(DATA RECORDS Opens)

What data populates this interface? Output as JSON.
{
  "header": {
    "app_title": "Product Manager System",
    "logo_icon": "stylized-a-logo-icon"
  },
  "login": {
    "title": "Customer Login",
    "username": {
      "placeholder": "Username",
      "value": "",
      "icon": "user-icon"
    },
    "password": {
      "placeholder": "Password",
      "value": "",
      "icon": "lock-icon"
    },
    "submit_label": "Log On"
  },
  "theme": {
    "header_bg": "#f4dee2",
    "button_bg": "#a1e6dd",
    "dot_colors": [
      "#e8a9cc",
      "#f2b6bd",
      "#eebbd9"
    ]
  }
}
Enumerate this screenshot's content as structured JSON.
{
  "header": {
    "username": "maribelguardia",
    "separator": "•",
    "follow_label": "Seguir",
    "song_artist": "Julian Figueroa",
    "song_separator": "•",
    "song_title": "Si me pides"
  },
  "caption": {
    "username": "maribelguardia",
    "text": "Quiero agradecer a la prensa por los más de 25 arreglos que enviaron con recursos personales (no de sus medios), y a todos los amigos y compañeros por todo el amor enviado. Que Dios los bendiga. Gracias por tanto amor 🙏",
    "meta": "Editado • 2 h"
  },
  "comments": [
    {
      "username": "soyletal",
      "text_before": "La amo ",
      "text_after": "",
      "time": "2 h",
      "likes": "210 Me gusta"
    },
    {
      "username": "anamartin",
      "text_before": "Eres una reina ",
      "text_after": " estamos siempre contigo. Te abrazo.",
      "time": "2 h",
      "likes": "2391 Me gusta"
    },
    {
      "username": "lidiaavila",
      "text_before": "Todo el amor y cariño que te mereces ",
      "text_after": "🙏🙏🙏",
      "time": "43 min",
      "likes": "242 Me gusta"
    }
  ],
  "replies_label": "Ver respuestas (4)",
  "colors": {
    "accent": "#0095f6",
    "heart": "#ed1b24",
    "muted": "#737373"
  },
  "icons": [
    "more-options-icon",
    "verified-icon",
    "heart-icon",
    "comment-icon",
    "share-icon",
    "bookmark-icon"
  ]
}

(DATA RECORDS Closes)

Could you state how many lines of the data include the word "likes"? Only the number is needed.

SOLUTION TO THIS TASK
3